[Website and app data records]
▬▬▬▬▬▬▬▬▬▬

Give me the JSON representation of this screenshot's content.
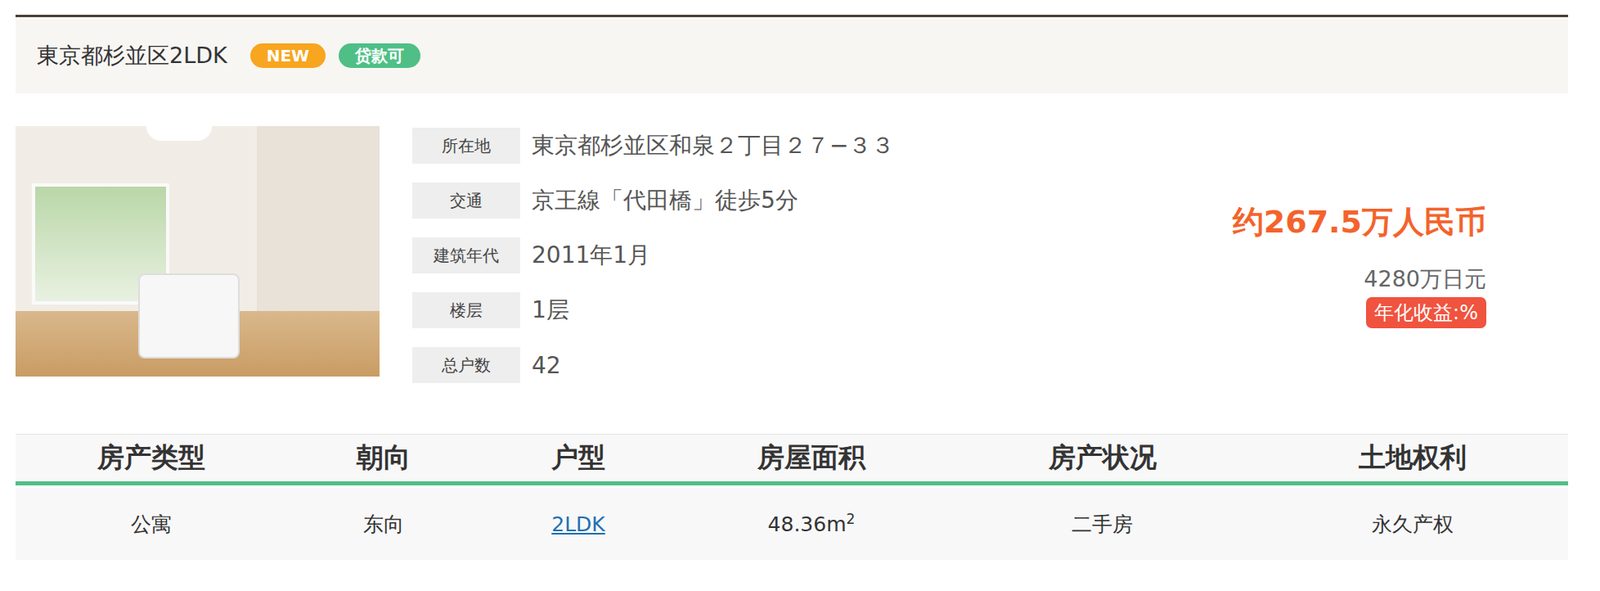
{
  "listing": {
    "title": "東京都杉並区2LDK",
    "badges": [
      {
        "label": "NEW",
        "color": "#f8a51f"
      },
      {
        "label": "贷款可",
        "color": "#4fbf86"
      }
    ],
    "details": [
      {
        "label": "所在地",
        "value": "東京都杉並区和泉２丁目２７−３３"
      },
      {
        "label": "交通",
        "value": "京王線「代田橋」徒歩5分"
      },
      {
        "label": "建筑年代",
        "value": "2011年1月"
      },
      {
        "label": "楼层",
        "value": "1层"
      },
      {
        "label": "总户数",
        "value": "42"
      }
    ],
    "price": {
      "cny": "约267.5万人民币",
      "jpy": "4280万日元",
      "yield": "年化收益:%"
    }
  },
  "table": {
    "columns": [
      "房产类型",
      "朝向",
      "户型",
      "房屋面积",
      "房产状况",
      "土地权利"
    ],
    "rows": [
      {
        "cells": [
          {
            "text": "公寓",
            "kind": "plain"
          },
          {
            "text": "东向",
            "kind": "plain"
          },
          {
            "text": "2LDK",
            "kind": "link"
          },
          {
            "text": "48.36m",
            "kind": "area",
            "sup": "2"
          },
          {
            "text": "二手房",
            "kind": "plain"
          },
          {
            "text": "永久产权",
            "kind": "plain"
          }
        ]
      }
    ]
  }
}
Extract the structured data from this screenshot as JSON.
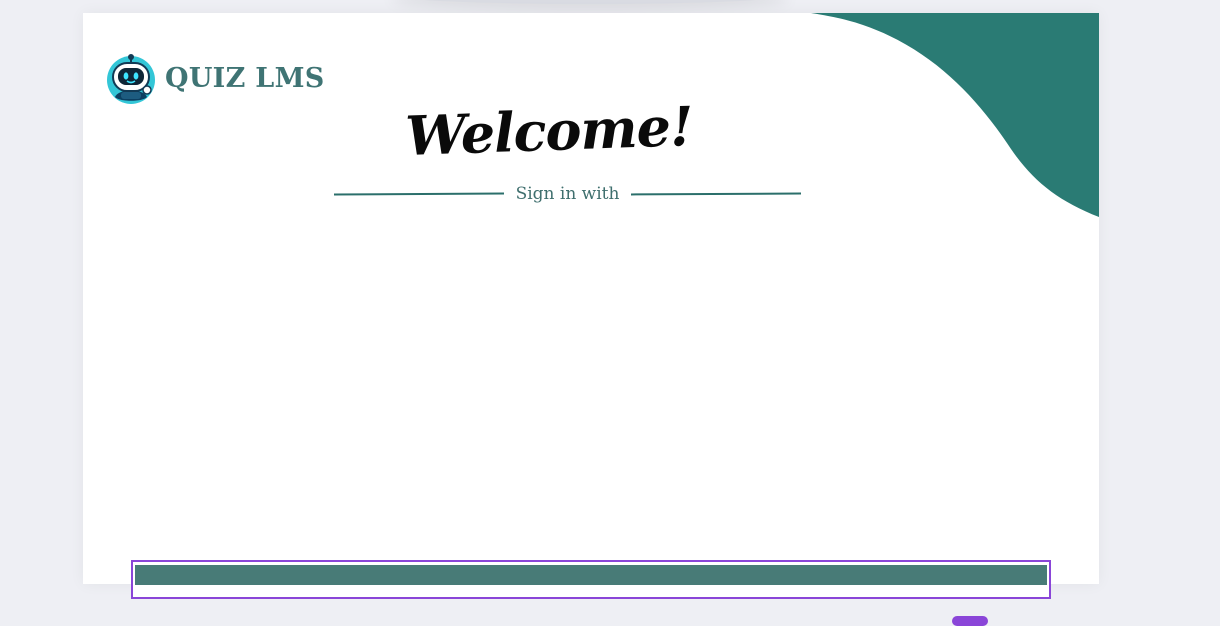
{
  "app": {
    "brand_title": "QUIZ LMS",
    "logo_icon": "robot-mascot-icon"
  },
  "hero": {
    "welcome_text": "Welcome!",
    "signin_label": "Sign in with"
  },
  "colors": {
    "accent_teal": "#2a7b74",
    "brand_text": "#3f7474",
    "bar_fill": "#487b77",
    "focus_outline": "#8a45d8",
    "page_bg": "#eeeff4"
  }
}
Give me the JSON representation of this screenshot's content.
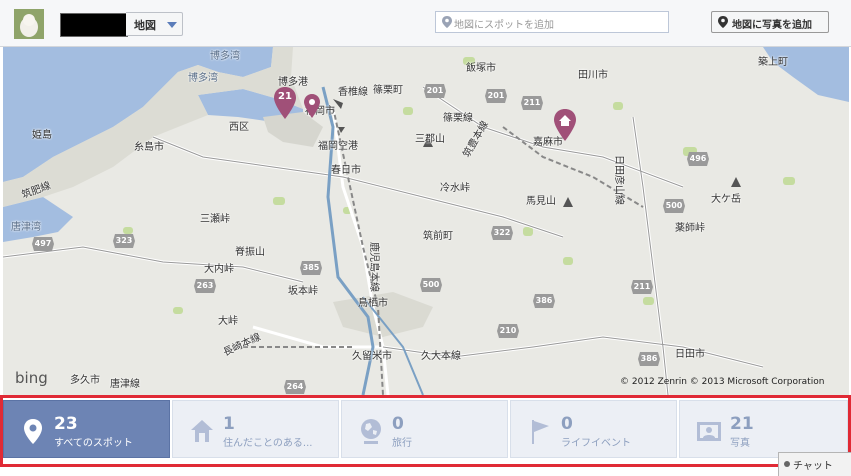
{
  "header": {
    "map_select_label": "地図",
    "search_placeholder": "地図にスポットを追加",
    "add_photo_label": "地図に写真を追加"
  },
  "map": {
    "labels": {
      "iizuka": "飯塚市",
      "tagawa": "田川市",
      "chikujo": "築上町",
      "hakata_bay": "博多湾",
      "hakata_port": "博多港",
      "sasaguri": "篠栗町",
      "sasaguri_line": "篠栗線",
      "fukuoka": "福岡市",
      "kashii": "香椎線",
      "nishi": "西区",
      "airport": "福岡空港",
      "kasuga": "春日市",
      "itoshima": "糸島市",
      "himeshima": "姫島",
      "sanko": "三郡山",
      "chikuho": "筑豊本線",
      "kama": "嘉麻市",
      "hitahiko": "日田彦山線",
      "reisui": "冷水峠",
      "chikuhi": "筑肥線",
      "karatsu_bay": "唐津湾",
      "sanzan": "三瀬峠",
      "sefuri": "脊振山",
      "chikuzen": "筑前町",
      "mami": "馬見山",
      "okuke": "大ケ岳",
      "yakushi": "薬師峠",
      "ochi": "大内峠",
      "kagoshima": "鹿児島本線",
      "sakamoto": "坂本峠",
      "tosu": "鳥栖市",
      "otoge": "大峠",
      "nagasaki": "長崎本線",
      "kurume": "久留米市",
      "kyudai": "久大本線",
      "hita": "日田市",
      "takukyu": "多久市",
      "karatsu_line": "唐津線"
    },
    "routes": [
      "201",
      "201",
      "211",
      "496",
      "322",
      "385",
      "500",
      "500",
      "323",
      "497",
      "263",
      "385",
      "386",
      "210",
      "211",
      "386",
      "264"
    ],
    "markers": {
      "cluster_count": "21"
    },
    "bing_logo": "bing",
    "credit": "© 2012 Zenrin   © 2013 Microsoft Corporation"
  },
  "tabs": [
    {
      "count": "23",
      "label": "すべてのスポット",
      "icon": "pin-icon",
      "active": true
    },
    {
      "count": "1",
      "label": "住んだことのある...",
      "icon": "house-icon",
      "active": false
    },
    {
      "count": "0",
      "label": "旅行",
      "icon": "globe-icon",
      "active": false
    },
    {
      "count": "0",
      "label": "ライフイベント",
      "icon": "flag-icon",
      "active": false
    },
    {
      "count": "21",
      "label": "写真",
      "icon": "photo-icon",
      "active": false
    }
  ],
  "chat": {
    "label": "チャット"
  },
  "colors": {
    "active_tab": "#6d84b4",
    "tab_bg": "#eceff5",
    "highlight_frame": "#e02a35",
    "marker": "#a05078",
    "water": "#a3bde0"
  }
}
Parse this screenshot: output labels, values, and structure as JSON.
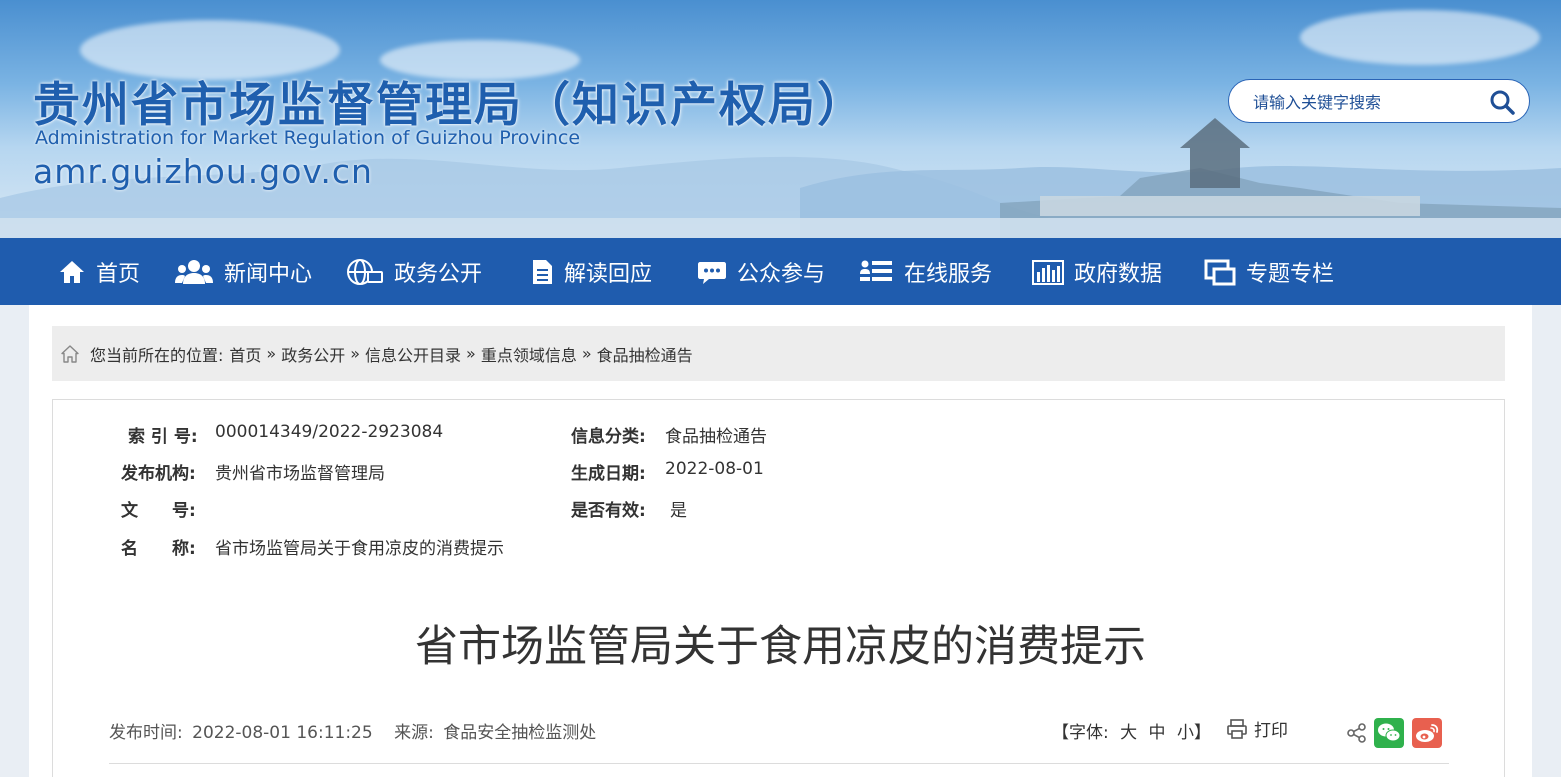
{
  "header": {
    "title": "贵州省市场监督管理局（知识产权局）",
    "subtitle": "Administration for Market Regulation of Guizhou Province",
    "domain": "amr.guizhou.gov.cn",
    "search_placeholder": "请输入关键字搜索"
  },
  "nav": {
    "items": [
      {
        "label": "首页",
        "icon": "home-icon"
      },
      {
        "label": "新闻中心",
        "icon": "people-icon"
      },
      {
        "label": "政务公开",
        "icon": "globe-icon"
      },
      {
        "label": "解读回应",
        "icon": "document-icon"
      },
      {
        "label": "公众参与",
        "icon": "chat-icon"
      },
      {
        "label": "在线服务",
        "icon": "list-icon"
      },
      {
        "label": "政府数据",
        "icon": "bar-chart-icon"
      },
      {
        "label": "专题专栏",
        "icon": "windows-icon"
      }
    ]
  },
  "breadcrumb": {
    "prefix": "您当前所在的位置:",
    "items": [
      "首页",
      "政务公开",
      "信息公开目录",
      "重点领域信息",
      "食品抽检通告"
    ],
    "separator": "»"
  },
  "meta": {
    "index_label": "索 引 号:",
    "index_value": "000014349/2022-2923084",
    "category_label": "信息分类:",
    "category_value": "食品抽检通告",
    "publisher_label": "发布机构:",
    "publisher_value": "贵州省市场监督管理局",
    "date_label": "生成日期:",
    "date_value": "2022-08-01",
    "doc_no_label": "文　　号:",
    "doc_no_value": "",
    "valid_label": "是否有效:",
    "valid_value": "是",
    "name_label": "名　　称:",
    "name_value": "省市场监管局关于食用凉皮的消费提示"
  },
  "article": {
    "title": "省市场监管局关于食用凉皮的消费提示",
    "publish_time_label": "发布时间:",
    "publish_time": "2022-08-01 16:11:25",
    "source_label": "来源:",
    "source": "食品安全抽检监测处",
    "font_label": "【字体:",
    "font_large": "大",
    "font_medium": "中",
    "font_small": "小】",
    "print_label": "打印"
  },
  "colors": {
    "brand_blue": "#1f5cae",
    "wechat_green": "#2fb14c",
    "weibo_red": "#e8604f"
  }
}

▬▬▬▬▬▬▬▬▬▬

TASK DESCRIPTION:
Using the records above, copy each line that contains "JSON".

WRITTEN REPLY:
Give me the JSON representation of this screenshot's content.
Extract the structured data from this screenshot as JSON.
Give me the JSON representation of this screenshot's content.
Parse this screenshot: output labels, values, and structure as JSON.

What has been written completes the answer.